Some North Carolina civic leaders must feel they’re trying to listen to someone talk out of both sides of his mouth. Only it isn’t a person. It’s state government.
From one side comes the rhetoric of the Republican leaders of the General Assembly, who seem to have added a war against urban areas to their long-standing war against the poor (cutting unemployment, stifling Medicaid expansion). Now legislative leaders have put a hole in city budgets and are orchestrating a change in local elections to better the chances of Republicans winning in urban counties.
For example, they did away with the ability of local governments to collect privilege taxes from businesses, relatively small levies that enabled cities to cover expenses such as roads and public safety, both of which, by the way, benefit business development. The loss of the privilege tax will cost municipalities $62 million this year, says legislative staff.
But Republicans in the legislature think “tax” is a four-letter word, and some of them no doubt don’t like the fact that the state’s urban areas are more likely to vote Democratic.
What the mayors of those municipalities say, and have said to Gov. Pat McCrory, is that they’ll have to raise local taxes to make up for the lost privilege tax revenue or cut services. McCrory has tried to reassure them he’s going to come up with a plan to help them make up the money. But he has not done so, though he says he’s working on it.
Governor opposes tax shift
The governor seemed to side with towns and cities as well on another contentious financial issue at a Raleigh meeting of the League of Municipalities this week. He said he opposed a plan from Republican legislators to redistribute sales tax revenue to rural areas of the state, which would be another crippling expense to cities. The maneuver appears to be yet another urban versus rural issue stirred up by the GOP. The governor’s position is that he “wholeheartedly” opposes the sales tax gambit.
And to boot, McCrory doesn’t believe state lawmakers ought to be meddling in how city council members are elected in Greensboro or county commissioners are elected in Wake County. Republican legislators appear ready to redraw local district lines in Greensboro and Wake County in a way that will give Republican candidates an advantage.
As a former Charlotte mayor, McCrory is more attuned to the need for independence in localities and for the need for the legislature to mind its own business. But as governor, he’s up against members of his own party in the General Assembly who seem to relish in brushing him off.
McCrory asserts views

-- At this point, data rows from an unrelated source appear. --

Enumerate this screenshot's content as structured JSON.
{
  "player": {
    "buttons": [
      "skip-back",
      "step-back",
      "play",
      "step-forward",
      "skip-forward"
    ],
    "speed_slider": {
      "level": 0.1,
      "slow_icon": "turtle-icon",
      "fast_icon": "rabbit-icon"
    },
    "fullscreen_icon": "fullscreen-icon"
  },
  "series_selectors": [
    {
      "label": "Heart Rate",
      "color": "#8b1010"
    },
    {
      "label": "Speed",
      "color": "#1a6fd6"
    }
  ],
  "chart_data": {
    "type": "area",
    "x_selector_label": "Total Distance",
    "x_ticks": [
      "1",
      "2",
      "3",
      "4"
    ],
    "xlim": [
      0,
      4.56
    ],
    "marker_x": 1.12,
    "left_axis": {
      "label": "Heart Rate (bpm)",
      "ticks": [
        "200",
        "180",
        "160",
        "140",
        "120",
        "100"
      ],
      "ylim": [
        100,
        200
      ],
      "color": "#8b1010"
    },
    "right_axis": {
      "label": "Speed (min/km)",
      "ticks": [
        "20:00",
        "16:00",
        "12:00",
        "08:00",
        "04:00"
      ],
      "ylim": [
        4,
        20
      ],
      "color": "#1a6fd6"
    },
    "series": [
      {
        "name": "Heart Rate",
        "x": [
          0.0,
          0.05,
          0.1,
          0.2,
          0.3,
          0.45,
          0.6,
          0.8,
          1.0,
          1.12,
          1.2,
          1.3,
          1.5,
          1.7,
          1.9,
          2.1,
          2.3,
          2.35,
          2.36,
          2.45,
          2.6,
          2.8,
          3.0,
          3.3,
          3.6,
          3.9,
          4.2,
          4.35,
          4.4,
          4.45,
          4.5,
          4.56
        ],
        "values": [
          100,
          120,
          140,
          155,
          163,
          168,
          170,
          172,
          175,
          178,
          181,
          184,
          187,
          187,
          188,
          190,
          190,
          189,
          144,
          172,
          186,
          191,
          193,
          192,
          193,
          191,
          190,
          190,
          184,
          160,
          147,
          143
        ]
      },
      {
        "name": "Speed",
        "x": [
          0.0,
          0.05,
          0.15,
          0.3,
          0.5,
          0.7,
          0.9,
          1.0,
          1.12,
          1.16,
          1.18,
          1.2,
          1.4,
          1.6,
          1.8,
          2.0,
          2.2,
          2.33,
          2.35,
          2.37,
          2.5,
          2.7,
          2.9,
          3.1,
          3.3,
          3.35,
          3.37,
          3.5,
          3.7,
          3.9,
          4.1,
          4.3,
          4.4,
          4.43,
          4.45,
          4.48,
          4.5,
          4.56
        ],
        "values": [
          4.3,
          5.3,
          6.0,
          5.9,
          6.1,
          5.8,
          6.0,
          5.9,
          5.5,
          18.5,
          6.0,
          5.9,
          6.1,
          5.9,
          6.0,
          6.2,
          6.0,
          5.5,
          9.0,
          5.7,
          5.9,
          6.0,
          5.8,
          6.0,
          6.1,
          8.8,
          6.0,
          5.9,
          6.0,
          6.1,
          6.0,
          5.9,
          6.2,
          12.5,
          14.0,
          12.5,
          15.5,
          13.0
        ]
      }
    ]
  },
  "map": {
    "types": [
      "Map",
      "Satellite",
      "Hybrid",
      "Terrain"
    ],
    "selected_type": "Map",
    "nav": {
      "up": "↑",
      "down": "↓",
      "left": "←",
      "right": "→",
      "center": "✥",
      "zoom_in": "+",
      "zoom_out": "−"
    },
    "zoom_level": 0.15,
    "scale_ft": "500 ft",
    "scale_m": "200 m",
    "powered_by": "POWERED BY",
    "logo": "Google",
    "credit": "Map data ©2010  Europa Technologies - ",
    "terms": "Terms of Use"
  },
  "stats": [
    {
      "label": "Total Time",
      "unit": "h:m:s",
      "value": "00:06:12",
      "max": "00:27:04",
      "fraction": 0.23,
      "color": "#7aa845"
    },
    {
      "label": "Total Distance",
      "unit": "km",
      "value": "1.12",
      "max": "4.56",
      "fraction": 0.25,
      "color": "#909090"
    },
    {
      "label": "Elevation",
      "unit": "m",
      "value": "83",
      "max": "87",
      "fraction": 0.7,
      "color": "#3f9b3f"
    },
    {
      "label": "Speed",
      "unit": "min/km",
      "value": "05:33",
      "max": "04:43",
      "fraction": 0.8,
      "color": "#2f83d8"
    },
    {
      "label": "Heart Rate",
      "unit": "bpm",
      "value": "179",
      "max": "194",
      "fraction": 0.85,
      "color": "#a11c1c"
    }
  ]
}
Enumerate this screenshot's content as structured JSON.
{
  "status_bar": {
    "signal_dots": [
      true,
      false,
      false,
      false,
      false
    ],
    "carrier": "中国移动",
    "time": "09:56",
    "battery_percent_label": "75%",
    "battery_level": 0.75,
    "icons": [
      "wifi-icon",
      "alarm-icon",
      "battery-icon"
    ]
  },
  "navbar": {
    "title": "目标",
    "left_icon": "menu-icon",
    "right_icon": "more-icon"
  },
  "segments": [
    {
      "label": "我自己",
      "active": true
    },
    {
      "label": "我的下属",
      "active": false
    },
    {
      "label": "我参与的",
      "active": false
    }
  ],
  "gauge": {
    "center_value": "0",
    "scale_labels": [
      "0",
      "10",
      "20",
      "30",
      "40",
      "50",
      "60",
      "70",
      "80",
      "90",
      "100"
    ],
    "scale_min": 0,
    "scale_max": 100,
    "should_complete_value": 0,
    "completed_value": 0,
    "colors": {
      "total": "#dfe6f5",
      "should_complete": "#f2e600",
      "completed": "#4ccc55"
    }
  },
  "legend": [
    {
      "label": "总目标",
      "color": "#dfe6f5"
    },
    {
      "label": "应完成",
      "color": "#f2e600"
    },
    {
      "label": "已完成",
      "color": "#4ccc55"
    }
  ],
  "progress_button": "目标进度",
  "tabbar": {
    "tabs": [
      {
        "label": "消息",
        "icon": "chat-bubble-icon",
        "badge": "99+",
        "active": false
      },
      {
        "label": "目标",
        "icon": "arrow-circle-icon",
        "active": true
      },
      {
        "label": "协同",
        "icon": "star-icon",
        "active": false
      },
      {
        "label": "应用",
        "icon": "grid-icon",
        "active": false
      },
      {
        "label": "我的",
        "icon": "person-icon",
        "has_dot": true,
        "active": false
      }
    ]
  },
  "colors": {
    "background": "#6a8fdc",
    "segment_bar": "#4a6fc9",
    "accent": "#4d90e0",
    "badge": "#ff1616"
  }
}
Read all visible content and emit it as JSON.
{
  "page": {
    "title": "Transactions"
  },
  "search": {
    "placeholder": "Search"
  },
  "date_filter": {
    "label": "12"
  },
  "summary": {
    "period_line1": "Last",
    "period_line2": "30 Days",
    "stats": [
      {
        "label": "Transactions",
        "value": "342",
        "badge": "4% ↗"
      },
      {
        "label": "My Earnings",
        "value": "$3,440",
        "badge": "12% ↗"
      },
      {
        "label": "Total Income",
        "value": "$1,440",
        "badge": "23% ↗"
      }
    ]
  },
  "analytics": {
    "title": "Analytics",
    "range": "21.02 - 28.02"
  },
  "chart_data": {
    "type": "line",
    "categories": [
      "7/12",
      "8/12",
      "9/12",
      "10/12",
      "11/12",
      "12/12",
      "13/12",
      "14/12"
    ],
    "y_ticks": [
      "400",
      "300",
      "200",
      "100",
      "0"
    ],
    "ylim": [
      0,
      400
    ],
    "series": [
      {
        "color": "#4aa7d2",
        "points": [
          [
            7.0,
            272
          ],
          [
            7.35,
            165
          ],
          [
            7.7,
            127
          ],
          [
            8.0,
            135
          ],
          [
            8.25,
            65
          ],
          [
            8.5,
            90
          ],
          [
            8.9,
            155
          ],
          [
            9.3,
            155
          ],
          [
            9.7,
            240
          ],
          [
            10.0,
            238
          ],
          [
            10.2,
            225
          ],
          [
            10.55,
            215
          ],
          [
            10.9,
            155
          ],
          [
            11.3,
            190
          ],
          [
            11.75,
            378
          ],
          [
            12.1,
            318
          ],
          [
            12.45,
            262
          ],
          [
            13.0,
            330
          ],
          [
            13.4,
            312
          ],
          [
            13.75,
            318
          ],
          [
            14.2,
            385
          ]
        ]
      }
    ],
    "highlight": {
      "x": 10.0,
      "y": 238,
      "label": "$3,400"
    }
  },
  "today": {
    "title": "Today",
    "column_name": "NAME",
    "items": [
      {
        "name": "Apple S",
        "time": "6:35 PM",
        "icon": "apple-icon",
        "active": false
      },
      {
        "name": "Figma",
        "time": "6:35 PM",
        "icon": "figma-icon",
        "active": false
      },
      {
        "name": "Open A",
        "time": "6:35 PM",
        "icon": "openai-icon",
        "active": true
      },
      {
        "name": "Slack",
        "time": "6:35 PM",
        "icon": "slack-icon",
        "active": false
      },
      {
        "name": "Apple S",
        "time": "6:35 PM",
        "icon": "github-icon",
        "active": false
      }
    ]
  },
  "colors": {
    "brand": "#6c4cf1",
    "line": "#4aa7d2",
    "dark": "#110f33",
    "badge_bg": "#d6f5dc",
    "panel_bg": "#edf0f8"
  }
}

It’s refreshing, frankly, to see McCrory standing up for his own viewpoints and for cities and towns. Perhaps he realizes that standing aside and keeping quiet are only going to reinforce lawmakers’ clear lack of respect for him.
The governor has nothing to lose here. He, after all, was elected statewide, which the members of the General Assembly were not. He campaigned, twice, not as a radical but as a pragmatic conservative who believed he could bring people together.
GOP leaders in the General Assembly seem not to care whether anybody comes together outside of their own caucus. That attitude only widens the fractures in state government and is enlarging the state’s rural-urban divide.
Mayors and other urban officials know, for example, what it means when House Speaker Tim Moore and Phil Berger, president pro tem of the state Senate, tell them they’re listening but show little interest in acting on the viewpoints of urban leaders or even talking about compromise on issues of concern.
That kind of attitude causes a backlash – even from a governor of their party.